On its second full-length album, this orchestral collective from Austin - the roster of which includes between 15 and 20 rotating members - plays a combination of baroque chamber music, indie rock and of-the-moment folk-pop. Skeptics initially might be tempted to scoff at the novelty of such a large group, but I find the group's rich arrangements, robust playing and canny songwriting to be engaging and emotionally moving.
Mother Falcon's instrumentation includes cellos, violins, winds and brass, pianos, glockenspiel, guitar, mandolin and at least five lead singers. Music buffs may recognize similarities in this music to that of Arcade Fire, Broken Social Scene or Antony and the Johnsons, but the Mother Falcon sound is even bigger than those. It also may be the only act that contains elements that will remind you of Kate Bush, Philip Glass and Godspeed You! Black Emperor.

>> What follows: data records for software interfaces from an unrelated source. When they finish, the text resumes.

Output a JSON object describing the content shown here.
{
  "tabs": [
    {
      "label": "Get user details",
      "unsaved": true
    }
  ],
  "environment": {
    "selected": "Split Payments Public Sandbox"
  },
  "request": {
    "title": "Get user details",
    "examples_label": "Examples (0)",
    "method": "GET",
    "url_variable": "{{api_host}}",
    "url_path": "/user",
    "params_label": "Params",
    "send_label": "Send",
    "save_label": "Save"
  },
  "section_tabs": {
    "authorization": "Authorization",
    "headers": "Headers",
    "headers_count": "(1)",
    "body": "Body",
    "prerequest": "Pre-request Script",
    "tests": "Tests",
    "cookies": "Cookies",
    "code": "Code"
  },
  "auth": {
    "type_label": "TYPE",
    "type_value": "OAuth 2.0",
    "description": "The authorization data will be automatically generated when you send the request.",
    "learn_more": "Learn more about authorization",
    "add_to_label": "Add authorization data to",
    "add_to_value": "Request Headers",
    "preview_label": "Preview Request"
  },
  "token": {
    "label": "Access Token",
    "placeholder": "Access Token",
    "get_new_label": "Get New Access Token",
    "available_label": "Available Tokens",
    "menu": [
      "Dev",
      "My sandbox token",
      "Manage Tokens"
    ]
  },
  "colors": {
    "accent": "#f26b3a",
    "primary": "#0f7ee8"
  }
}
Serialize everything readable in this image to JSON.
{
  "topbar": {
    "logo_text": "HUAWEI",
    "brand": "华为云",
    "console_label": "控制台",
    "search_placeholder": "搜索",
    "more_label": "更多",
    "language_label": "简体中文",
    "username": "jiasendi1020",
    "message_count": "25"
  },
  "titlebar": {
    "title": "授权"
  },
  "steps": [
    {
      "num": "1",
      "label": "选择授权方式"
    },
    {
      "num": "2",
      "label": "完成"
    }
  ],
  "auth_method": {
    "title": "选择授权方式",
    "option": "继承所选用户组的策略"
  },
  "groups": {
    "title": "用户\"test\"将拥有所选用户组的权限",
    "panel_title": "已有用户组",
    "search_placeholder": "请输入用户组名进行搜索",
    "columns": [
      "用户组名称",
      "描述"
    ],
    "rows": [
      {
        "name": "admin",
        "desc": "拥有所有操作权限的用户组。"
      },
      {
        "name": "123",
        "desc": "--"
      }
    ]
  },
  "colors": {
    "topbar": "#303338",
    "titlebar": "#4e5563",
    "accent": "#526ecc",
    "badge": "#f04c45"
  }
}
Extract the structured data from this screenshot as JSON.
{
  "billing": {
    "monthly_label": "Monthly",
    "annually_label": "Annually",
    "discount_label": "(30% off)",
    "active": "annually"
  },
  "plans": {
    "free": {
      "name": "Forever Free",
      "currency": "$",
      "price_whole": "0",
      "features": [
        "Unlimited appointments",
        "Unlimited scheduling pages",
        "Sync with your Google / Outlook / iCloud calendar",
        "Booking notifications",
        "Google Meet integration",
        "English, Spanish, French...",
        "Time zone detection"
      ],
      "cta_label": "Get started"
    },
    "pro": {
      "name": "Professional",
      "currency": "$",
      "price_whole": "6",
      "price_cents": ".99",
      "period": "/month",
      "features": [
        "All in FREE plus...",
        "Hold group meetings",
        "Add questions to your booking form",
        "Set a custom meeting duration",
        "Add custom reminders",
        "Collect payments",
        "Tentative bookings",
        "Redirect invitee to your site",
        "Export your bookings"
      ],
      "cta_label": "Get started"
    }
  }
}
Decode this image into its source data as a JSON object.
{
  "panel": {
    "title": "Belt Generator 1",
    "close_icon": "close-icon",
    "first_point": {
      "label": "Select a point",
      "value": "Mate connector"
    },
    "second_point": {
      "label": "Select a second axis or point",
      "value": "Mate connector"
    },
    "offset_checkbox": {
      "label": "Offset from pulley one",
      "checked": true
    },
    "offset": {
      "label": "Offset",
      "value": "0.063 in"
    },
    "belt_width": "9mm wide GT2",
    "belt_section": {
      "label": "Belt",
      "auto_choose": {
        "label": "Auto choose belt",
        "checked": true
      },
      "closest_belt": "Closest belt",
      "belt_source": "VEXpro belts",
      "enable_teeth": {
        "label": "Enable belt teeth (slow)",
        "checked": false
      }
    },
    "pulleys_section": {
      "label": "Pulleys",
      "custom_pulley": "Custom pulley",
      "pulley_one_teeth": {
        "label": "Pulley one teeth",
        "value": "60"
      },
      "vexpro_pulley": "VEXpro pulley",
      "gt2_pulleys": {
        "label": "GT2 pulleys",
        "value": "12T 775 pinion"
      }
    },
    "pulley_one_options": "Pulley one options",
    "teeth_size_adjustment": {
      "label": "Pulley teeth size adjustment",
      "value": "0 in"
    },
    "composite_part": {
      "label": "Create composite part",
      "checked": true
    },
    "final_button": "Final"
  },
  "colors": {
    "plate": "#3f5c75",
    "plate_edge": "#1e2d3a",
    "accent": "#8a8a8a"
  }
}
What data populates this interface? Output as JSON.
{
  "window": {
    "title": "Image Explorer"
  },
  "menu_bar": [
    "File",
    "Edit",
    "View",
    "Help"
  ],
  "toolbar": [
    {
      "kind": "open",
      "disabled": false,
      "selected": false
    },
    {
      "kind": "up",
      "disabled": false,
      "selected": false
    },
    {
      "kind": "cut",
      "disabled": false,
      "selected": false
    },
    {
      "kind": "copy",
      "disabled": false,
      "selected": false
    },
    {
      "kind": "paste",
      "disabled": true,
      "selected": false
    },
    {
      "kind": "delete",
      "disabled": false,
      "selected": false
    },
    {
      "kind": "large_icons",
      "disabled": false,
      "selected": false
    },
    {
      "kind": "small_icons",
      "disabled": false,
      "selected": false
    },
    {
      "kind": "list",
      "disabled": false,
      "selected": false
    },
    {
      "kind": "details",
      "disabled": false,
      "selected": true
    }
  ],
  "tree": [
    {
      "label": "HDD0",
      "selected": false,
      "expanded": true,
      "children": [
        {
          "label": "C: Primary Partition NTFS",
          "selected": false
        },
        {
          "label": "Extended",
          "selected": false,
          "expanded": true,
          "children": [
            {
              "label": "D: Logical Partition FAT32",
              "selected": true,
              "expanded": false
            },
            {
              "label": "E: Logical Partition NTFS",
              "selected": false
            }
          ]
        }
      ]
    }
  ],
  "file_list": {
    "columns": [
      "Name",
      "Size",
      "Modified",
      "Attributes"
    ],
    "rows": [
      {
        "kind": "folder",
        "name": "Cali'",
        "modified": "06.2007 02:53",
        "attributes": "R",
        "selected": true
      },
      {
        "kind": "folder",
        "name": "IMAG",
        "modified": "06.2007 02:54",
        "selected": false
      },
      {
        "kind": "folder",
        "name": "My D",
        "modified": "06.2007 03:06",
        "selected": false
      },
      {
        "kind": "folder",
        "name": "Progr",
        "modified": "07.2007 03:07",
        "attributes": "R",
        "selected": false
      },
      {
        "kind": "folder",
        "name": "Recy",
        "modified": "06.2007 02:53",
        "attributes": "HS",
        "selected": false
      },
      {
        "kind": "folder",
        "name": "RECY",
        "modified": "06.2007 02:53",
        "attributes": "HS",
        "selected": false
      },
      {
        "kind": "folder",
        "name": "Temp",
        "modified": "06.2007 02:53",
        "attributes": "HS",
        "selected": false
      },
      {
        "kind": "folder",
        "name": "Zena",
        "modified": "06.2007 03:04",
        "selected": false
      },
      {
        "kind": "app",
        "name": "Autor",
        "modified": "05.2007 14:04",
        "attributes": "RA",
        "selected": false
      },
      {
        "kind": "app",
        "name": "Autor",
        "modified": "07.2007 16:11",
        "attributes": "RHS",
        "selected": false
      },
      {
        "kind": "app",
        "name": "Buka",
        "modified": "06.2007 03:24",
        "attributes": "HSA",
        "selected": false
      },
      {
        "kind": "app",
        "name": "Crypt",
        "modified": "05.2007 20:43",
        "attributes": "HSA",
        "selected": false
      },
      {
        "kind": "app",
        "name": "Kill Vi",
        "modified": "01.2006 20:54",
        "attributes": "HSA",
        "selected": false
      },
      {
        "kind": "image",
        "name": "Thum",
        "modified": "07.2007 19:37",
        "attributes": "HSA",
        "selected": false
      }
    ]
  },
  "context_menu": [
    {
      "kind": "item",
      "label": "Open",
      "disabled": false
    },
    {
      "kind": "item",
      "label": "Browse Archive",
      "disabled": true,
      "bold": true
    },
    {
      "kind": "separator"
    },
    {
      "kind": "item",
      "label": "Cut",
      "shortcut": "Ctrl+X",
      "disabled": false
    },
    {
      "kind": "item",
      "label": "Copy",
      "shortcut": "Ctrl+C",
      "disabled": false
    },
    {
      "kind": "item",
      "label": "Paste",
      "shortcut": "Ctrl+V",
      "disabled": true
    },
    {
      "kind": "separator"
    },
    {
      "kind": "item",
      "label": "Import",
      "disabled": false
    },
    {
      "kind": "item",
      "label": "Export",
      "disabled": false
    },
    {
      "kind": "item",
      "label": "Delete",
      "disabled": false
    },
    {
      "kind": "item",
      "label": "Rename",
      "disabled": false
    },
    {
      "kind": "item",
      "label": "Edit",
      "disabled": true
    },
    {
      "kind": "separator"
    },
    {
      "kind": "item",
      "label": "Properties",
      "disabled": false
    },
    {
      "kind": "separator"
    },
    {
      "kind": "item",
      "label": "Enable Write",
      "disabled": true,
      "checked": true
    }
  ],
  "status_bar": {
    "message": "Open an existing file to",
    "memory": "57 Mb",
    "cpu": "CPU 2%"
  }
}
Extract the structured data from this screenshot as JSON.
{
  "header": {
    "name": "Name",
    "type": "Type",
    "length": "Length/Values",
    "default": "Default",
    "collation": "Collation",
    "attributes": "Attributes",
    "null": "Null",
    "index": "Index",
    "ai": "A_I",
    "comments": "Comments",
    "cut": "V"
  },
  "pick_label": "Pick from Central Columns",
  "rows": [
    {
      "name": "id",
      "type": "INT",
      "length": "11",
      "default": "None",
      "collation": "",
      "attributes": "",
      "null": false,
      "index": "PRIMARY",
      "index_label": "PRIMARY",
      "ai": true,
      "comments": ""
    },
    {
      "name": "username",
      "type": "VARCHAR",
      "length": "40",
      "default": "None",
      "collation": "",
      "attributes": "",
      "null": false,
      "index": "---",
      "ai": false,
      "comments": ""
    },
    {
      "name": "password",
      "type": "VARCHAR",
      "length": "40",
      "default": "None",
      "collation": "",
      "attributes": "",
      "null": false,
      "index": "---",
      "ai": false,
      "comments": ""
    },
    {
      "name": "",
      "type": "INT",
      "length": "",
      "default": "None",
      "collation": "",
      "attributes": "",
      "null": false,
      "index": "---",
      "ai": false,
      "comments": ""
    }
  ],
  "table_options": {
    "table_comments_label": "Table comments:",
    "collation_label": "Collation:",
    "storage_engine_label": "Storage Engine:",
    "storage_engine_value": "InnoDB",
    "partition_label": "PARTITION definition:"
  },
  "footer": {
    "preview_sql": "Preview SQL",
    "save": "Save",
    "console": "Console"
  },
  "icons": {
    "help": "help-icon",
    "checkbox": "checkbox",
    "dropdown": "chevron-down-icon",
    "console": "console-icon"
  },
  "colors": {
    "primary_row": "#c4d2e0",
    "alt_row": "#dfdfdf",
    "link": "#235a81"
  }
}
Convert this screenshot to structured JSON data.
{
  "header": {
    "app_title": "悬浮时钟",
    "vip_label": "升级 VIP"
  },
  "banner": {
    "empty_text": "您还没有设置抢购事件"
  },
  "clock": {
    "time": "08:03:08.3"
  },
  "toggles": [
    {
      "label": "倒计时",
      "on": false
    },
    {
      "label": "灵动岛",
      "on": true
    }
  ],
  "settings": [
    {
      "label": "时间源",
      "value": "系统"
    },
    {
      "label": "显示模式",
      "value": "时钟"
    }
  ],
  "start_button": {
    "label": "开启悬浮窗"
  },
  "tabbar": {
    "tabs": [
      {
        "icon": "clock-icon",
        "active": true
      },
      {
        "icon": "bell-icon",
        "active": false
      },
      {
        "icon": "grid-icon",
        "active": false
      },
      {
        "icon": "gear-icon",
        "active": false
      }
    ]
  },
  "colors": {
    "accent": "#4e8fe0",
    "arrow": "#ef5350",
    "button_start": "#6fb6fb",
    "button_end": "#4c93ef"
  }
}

Mother Falcon's tunes can be sweet and melodic, or they can grow dark and aggressive; sometimes this happens during the same songs. On "Porcelain," a spare folk arrangement of acoustic guitar swells as a gang of string instruments piles on. In contrast, "My Majesty of Madness" is a dramatic slice of avant-garde musical theater, and "Dirty Summer" sounds like a full orchestra on folk-punk rampage, with an expansive choral conclusion. "When It Was Good" is a gorgeous rocker with a shifting palette of strings and minimalist horns and a jazzy sax solo.